Jeff Eugenides and Anne Patchett are sly skeptics, coolly skirting outright mockery but all the same winking at dorky Christian enthusiasts. Ms. Patchett writes about the Church of Holiness Faith in Appalachian Tennessee, a snake-handling sect who got that way when its founder read Mark 16:18 (“They shall take up serpents …”) with what Ms. Patchett delicately calls “a passionate heart and a literal mind.” Mr. Eugenides reports on a youthful try at speaking in tongues (“Go ahead, I told myself. Try it. No one’s looking”). Though half of his essay is an extended comic riff, including a definition of glossolalia as “a Berlitz Method,” Mr. Eugenides has a serious pitch to make about what he terms “progressive revelation”-he warns Christians against “the placing of a period in the middle of history’s ongoing sentence.”
The less successful essays come in various unfortunate shapes and sizes.
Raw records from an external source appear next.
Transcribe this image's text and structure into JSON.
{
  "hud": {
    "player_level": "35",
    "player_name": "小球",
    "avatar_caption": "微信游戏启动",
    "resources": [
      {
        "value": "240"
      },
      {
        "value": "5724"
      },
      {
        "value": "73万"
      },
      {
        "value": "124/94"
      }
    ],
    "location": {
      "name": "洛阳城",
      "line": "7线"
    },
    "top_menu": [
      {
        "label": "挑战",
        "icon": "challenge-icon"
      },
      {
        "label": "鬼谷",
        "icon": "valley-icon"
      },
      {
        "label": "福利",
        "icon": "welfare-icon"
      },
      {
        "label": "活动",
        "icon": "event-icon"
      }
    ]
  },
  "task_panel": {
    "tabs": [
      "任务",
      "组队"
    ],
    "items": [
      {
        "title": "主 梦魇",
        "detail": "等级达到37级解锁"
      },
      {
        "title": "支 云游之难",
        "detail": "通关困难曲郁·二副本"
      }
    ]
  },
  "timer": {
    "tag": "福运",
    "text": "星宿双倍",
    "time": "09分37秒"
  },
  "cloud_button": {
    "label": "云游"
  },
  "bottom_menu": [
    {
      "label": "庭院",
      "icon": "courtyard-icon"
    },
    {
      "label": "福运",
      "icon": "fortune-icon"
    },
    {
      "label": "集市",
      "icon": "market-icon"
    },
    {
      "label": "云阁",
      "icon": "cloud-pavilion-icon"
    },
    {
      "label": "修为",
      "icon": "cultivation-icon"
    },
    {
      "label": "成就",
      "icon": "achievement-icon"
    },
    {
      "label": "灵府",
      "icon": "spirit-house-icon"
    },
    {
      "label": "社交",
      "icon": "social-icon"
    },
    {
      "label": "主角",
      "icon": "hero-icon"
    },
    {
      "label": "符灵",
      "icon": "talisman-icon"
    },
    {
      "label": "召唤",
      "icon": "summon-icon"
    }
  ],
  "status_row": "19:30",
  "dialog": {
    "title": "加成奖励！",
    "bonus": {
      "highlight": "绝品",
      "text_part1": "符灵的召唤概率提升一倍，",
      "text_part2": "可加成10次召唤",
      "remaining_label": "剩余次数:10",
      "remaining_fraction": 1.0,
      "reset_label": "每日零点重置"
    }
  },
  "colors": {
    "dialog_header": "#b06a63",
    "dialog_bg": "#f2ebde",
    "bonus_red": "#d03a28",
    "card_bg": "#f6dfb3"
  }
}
There is more childhood reminiscence, courtesy of poet and novelist Lisa Shea, coupled with a news report on her capacity for faith. Coco Fusco, an “interdisciplinary artist and writer,” arranges a drippy show-and-tell about a famous relative: her Episcopalian cousin, “the first woman bishop in New York State.” And there are two leaden essays that devolve into fervent pulpit-pounding, one by Bell Hooks, an activist academic, the other by Eurydice, a former Spin contributor.
Eurydice’s essay is everything you would hate to see in a book about Scripture: the earnestness of promiscuous italics wedded to stiff-jointed pedantry. She starts out writing about the Eucharist, veers into a condensed history of the early church and ends by yearning almost nostalgically for a return to “pre-Pauline sexual innocence and natural un-self-consciousness.” To which one can only reply: as if.
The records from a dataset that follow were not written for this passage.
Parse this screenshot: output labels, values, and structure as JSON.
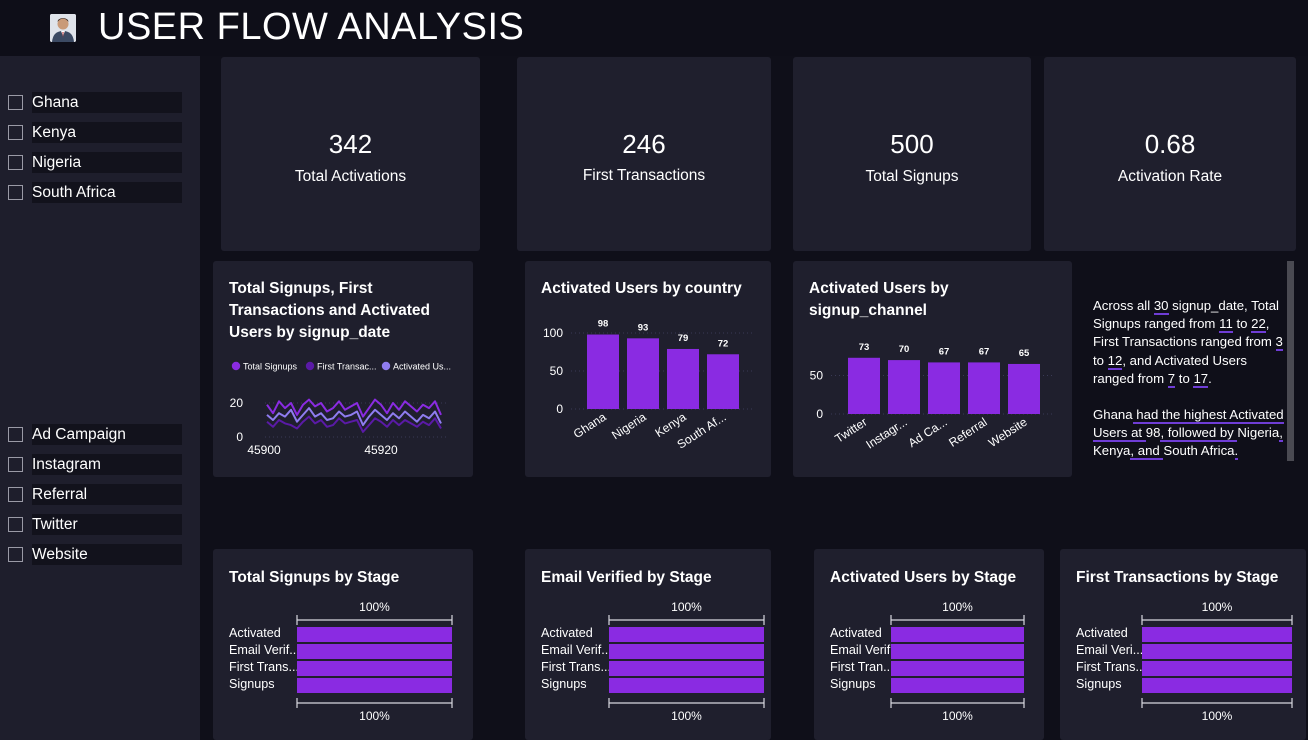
{
  "header": {
    "title": "USER FLOW ANALYSIS",
    "avatar_icon": "user-avatar-icon"
  },
  "country_slicer": {
    "items": [
      "Ghana",
      "Kenya",
      "Nigeria",
      "South Africa"
    ]
  },
  "channel_slicer": {
    "items": [
      "Ad Campaign",
      "Instagram",
      "Referral",
      "Twitter",
      "Website"
    ]
  },
  "kpis": [
    {
      "value": "342",
      "label": "Total Activations"
    },
    {
      "value": "246",
      "label": "First Transactions"
    },
    {
      "value": "500",
      "label": "Total Signups"
    },
    {
      "value": "0.68",
      "label": "Activation Rate"
    }
  ],
  "colors": {
    "bar": "#8a2be2",
    "signups": "#8a2be2",
    "first_tx": "#5a1aa6",
    "activated": "#8f7cf0",
    "background": "#0f0f19",
    "card": "#1f1f2d"
  },
  "line_chart": {
    "title": "Total Signups, First Transactions and Activated Users by signup_date",
    "legend": [
      "Total Signups",
      "First Transac...",
      "Activated Us..."
    ],
    "y_ticks": [
      "20",
      "0"
    ],
    "x_ticks": [
      "45900",
      "45920"
    ]
  },
  "country_chart": {
    "title": "Activated Users by country",
    "y_ticks": [
      "100",
      "50",
      "0"
    ],
    "categories": [
      "Ghana",
      "Nigeria",
      "Kenya",
      "South Af..."
    ],
    "values": [
      "98",
      "93",
      "79",
      "72"
    ]
  },
  "channel_chart": {
    "title": "Activated Users by signup_channel",
    "y_ticks": [
      "50",
      "0"
    ],
    "categories": [
      "Twitter",
      "Instagr...",
      "Ad Ca...",
      "Referral",
      "Website"
    ],
    "values": [
      "73",
      "70",
      "67",
      "67",
      "65"
    ]
  },
  "narrative": {
    "p1": [
      "Across all ",
      "30",
      " signup_date, Total Signups ranged from ",
      "11",
      " to ",
      "22",
      ", First Transactions ranged from ",
      "3",
      " to ",
      "12",
      ", and Activated Users ranged from ",
      "7",
      " to ",
      "17",
      "."
    ],
    "p2": [
      "Ghana",
      " had the highest Activated Users at ",
      "98",
      ", followed by ",
      "Nigeria",
      ", ",
      "Kenya",
      ", and ",
      "South Africa",
      "."
    ]
  },
  "funnels": [
    {
      "title": "Total Signups by Stage",
      "top_pct": "100%",
      "bottom_pct": "100%",
      "stages": [
        "Activated",
        "Email Verif...",
        "First Trans...",
        "Signups"
      ]
    },
    {
      "title": "Email Verified by Stage",
      "top_pct": "100%",
      "bottom_pct": "100%",
      "stages": [
        "Activated",
        "Email Verif...",
        "First Trans...",
        "Signups"
      ]
    },
    {
      "title": "Activated Users by Stage",
      "top_pct": "100%",
      "bottom_pct": "100%",
      "stages": [
        "Activated",
        "Email Verif...",
        "First Tran...",
        "Signups"
      ]
    },
    {
      "title": "First Transactions by Stage",
      "top_pct": "100%",
      "bottom_pct": "100%",
      "stages": [
        "Activated",
        "Email Veri...",
        "First Trans...",
        "Signups"
      ]
    }
  ],
  "chart_data": [
    {
      "type": "line",
      "title": "Total Signups, First Transactions and Activated Users by signup_date",
      "x_ticks": [
        45900,
        45920
      ],
      "ylim": [
        0,
        25
      ],
      "series": [
        {
          "name": "Total Signups",
          "values": [
            19,
            14,
            21,
            17,
            20,
            13,
            19,
            22,
            18,
            20,
            15,
            17,
            21,
            16,
            18,
            20,
            12,
            17,
            22,
            19,
            14,
            20,
            16,
            21,
            18,
            15,
            19,
            17,
            21,
            13
          ]
        },
        {
          "name": "First Transac...",
          "values": [
            9,
            6,
            10,
            8,
            7,
            5,
            9,
            12,
            8,
            10,
            6,
            7,
            11,
            8,
            9,
            10,
            3,
            7,
            11,
            9,
            6,
            10,
            7,
            10,
            8,
            6,
            9,
            7,
            11,
            5
          ]
        },
        {
          "name": "Activated Us...",
          "values": [
            13,
            10,
            14,
            12,
            16,
            9,
            13,
            17,
            12,
            14,
            10,
            11,
            15,
            12,
            13,
            15,
            7,
            12,
            16,
            13,
            10,
            14,
            11,
            15,
            12,
            9,
            13,
            11,
            15,
            8
          ]
        }
      ]
    },
    {
      "type": "bar",
      "title": "Activated Users by country",
      "categories": [
        "Ghana",
        "Nigeria",
        "Kenya",
        "South Africa"
      ],
      "values": [
        98,
        93,
        79,
        72
      ],
      "ylim": [
        0,
        100
      ]
    },
    {
      "type": "bar",
      "title": "Activated Users by signup_channel",
      "categories": [
        "Twitter",
        "Instagram",
        "Ad Campaign",
        "Referral",
        "Website"
      ],
      "values": [
        73,
        70,
        67,
        67,
        65
      ],
      "ylim": [
        0,
        80
      ]
    },
    {
      "type": "bar",
      "title": "Total Signups by Stage",
      "categories": [
        "Activated",
        "Email Verified",
        "First Transactions",
        "Signups"
      ],
      "values": [
        100,
        100,
        100,
        100
      ]
    },
    {
      "type": "bar",
      "title": "Email Verified by Stage",
      "categories": [
        "Activated",
        "Email Verified",
        "First Transactions",
        "Signups"
      ],
      "values": [
        100,
        100,
        100,
        100
      ]
    },
    {
      "type": "bar",
      "title": "Activated Users by Stage",
      "categories": [
        "Activated",
        "Email Verified",
        "First Transactions",
        "Signups"
      ],
      "values": [
        100,
        100,
        100,
        100
      ]
    },
    {
      "type": "bar",
      "title": "First Transactions by Stage",
      "categories": [
        "Activated",
        "Email Verified",
        "First Transactions",
        "Signups"
      ],
      "values": [
        100,
        100,
        100,
        100
      ]
    }
  ]
}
Eurydice’s pedantry is offset by the aw-shucks ignorance of novelist and television producer Kim Wozencraft. “My interpretation may well be flawed,” she writes, “but the biggest difference I see between the messages of the Old and New Testaments is that the New Testament replaces vengeance with forgiveness.” This toxic chestnut should serve also as a useful reminder: Read the Testaments before you try to interpret them.
Based on the evidence assembled in Joyful Noise , there were three kinds of religious instruction foisted upon the generation of Americans “presently arriving in the fullness of adulthood” (Mr. Moody’s phrase). There was the family’s weekly pray-together outing, services sometimes followed by Sunday school; Andrew Lloyd Webber’s Jesus Christ Superstar ; and a course in college called “The Bible as Literature.” The first, imposed by parental authority and quickly discarded by rebellious children, mostly generates confusion and sometimes lifelong trauma. The second has been known to instill warm and fuzzy Christian sentiment suffused with an inhibited sexual charge. The third mostly nurtures enlightened agnosticism, but every now and then encourages a faith wary of dogma and inclined toward the philosophical. Writes Mr. Moody, who seems to have touched all three bases, “Jesus, in addition to any of his other accomplishments, was a great moral thinker.”
Studying the Bible in college, at the temple of “secular humanism,” is probably the most effective way of getting young Christians to check out the Holy Scripture with their own two eyes. The practice has a peculiar but happy side effect: If the lesson takes, it turns the students into People of the Book.